This reality was understood by our founders and their colleagues some thirty years ago, and is still understood by us today. So empowerment-based self-defense was born, and continues to evolve. There’s a lot there, and we’ll use this blog to explore many aspects of it: the history, the application, and the theory behind it all. What do you want to read about? Tell us in the comments!
This blog will also serve as the archive for our newsletter. Subscribe to the newsletter and you’ll get all-new content quarterly, plus reminders about upcoming programs, etc. Or RSS or subscribe to the blog, and you’ll get the newsletter articles as well as blog posts as they’re published. I hope you’ll find this to be a useful resource.
06.22.16 by Amy Jones
We have a strong roster of self-defense offerings for young people this summer. While some of our 12-hour intensive courses are open to adults of all ages and teens 12 and up, this summer we have several offerings just for teens, and one for younger kids. Online registration is now open for all of these courses and workshops.
06.22.16 by Amy Jones
Did you know that Thousand Waves Self-Defense has a Twitter account? We tweet under the (very creative) name @TWSelfDefense. The handle has been around for a while, but it’s been dormant. Now it’s not! Follow us for interesting re-tweets, brilliant* yet short musings on empowerment-based self-defense, and soon, announcements of new blog posts.
06.22.16 by Amy Jones
One aspect of my job is explaining, to organizations, private groups, and individuals, what our self-defense trainings are all about. Some days it feels like an uphill battle, because “self-defense” in the popular imagination has a very narrow definition, and our approach is very broad. So I’m always trying to think of better ways to explain why only about a third of the time in our trainings are dedicated to learning physical, defensive skills. The above equation* is my latest attempt.
06.22.16 by Amy Jones
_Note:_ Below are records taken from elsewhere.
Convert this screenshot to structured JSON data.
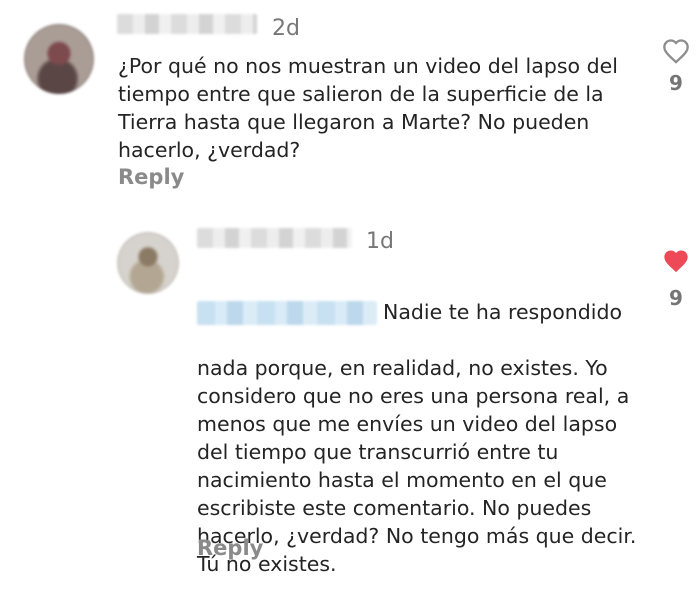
{
  "comments": [
    {
      "time": "2d",
      "text": "¿Por qué no nos muestran un video del lapso del\ntiempo entre que salieron de la superficie de la\nTierra hasta que llegaron a Marte? No pueden\nhacerlo, ¿verdad?",
      "reply_label": "Reply",
      "likes": "9",
      "liked": false
    },
    {
      "time": "1d",
      "text_first_line": "Nadie te ha respondido",
      "text_rest": "nada porque, en realidad, no existes. Yo\nconsidero que no eres una persona real, a\nmenos que me envíes un video del lapso\ndel tiempo que transcurrió entre tu\nnacimiento hasta el momento en el que\nescribiste este comentario. No puedes\nhacerlo, ¿verdad? No tengo más que decir.\nTú no existes.",
      "reply_label": "Reply",
      "likes": "9",
      "liked": true
    }
  ],
  "colors": {
    "heart_outline": "#8e8e8e",
    "heart_filled": "#ed4956",
    "reply": "#8a8a8a",
    "text": "#242424",
    "meta": "#777777"
  },
  "icons": {
    "like_empty": "heart-outline-icon",
    "like_filled": "heart-filled-icon"
  }
}
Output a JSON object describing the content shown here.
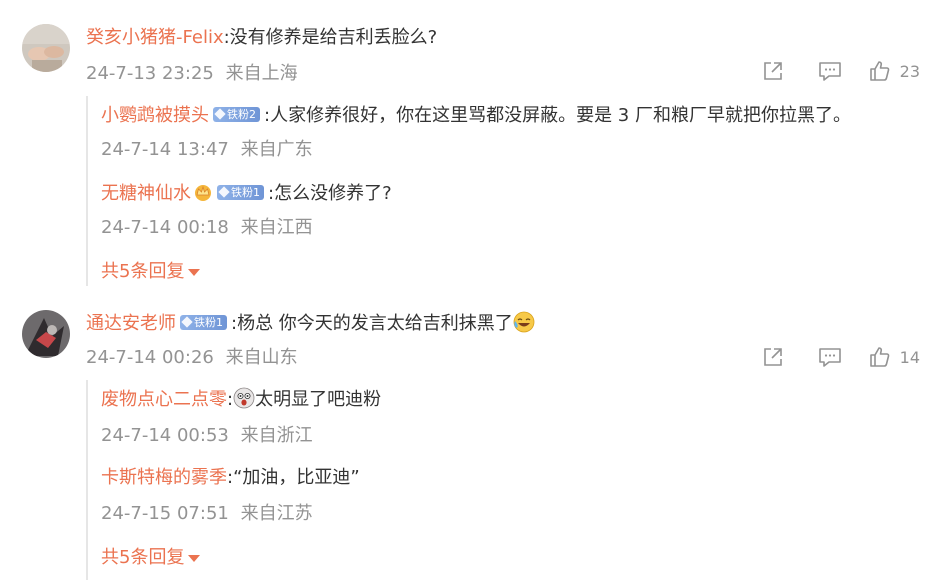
{
  "comments": [
    {
      "user": "癸亥小猪猪-Felix",
      "text": ":没有修养是给吉利丢脸么?",
      "time": "24-7-13 23:25",
      "location": "来自上海",
      "likes": "23",
      "replies": [
        {
          "user": "小鹦鹉被摸头",
          "badge": "铁粉2",
          "text": ":人家修养很好，你在这里骂都没屏蔽。要是 3 厂和粮厂早就把你拉黑了。",
          "time": "24-7-14 13:47",
          "location": "来自广东"
        },
        {
          "user": "无糖神仙水",
          "badge": "铁粉1",
          "text": ":怎么没修养了?",
          "time": "24-7-14 00:18",
          "location": "来自江西"
        }
      ],
      "more": "共5条回复"
    },
    {
      "user": "通达安老师",
      "badge": "铁粉1",
      "text": ":杨总  你今天的发言太给吉利抹黑了",
      "time": "24-7-14 00:26",
      "location": "来自山东",
      "likes": "14",
      "replies": [
        {
          "user": "废物点心二点零",
          "text": "太明显了吧迪粉",
          "time": "24-7-14 00:53",
          "location": "来自浙江"
        },
        {
          "user": "卡斯特梅的雾季",
          "text": ":“加油，比亚迪”",
          "time": "24-7-15 07:51",
          "location": "来自江苏"
        }
      ],
      "more": "共5条回复"
    }
  ],
  "icons": {
    "share": "share-icon",
    "comment": "comment-icon",
    "like": "thumbs-up-icon",
    "more_arrow": "caret-down-icon",
    "crown": "crown-icon",
    "laugh_cry": "laugh-cry-emoji-icon",
    "shocked": "shocked-face-emoji-icon"
  },
  "colors": {
    "username": "#eb7350",
    "meta": "#939393",
    "text": "#333333",
    "badge": "#7aa0dc"
  }
}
When I lived in Texas, I used to sometimes go out two-stepping with my friends. It was Texas; it seemed like the thing to do (plus it’s fun). One night, after tearing up the dance floor for a few hours, I was walking home with two friends. We came upon a couple arguing, loudly. For a few minutes we just watched, hoping the power of the witness would convince the young man to stop yelling at the young woman. It didn’t.
Finally, one of my friends walked up to the woman and said, “Do you want help?” She did, and folded her body into my friend gratefully. It turns out she wanted to go home, and the man with her held her ID and credit card and wasn’t relinquishing them. We convinced him to reconsider, called her a cab, and made sure she was on her way home before leaving.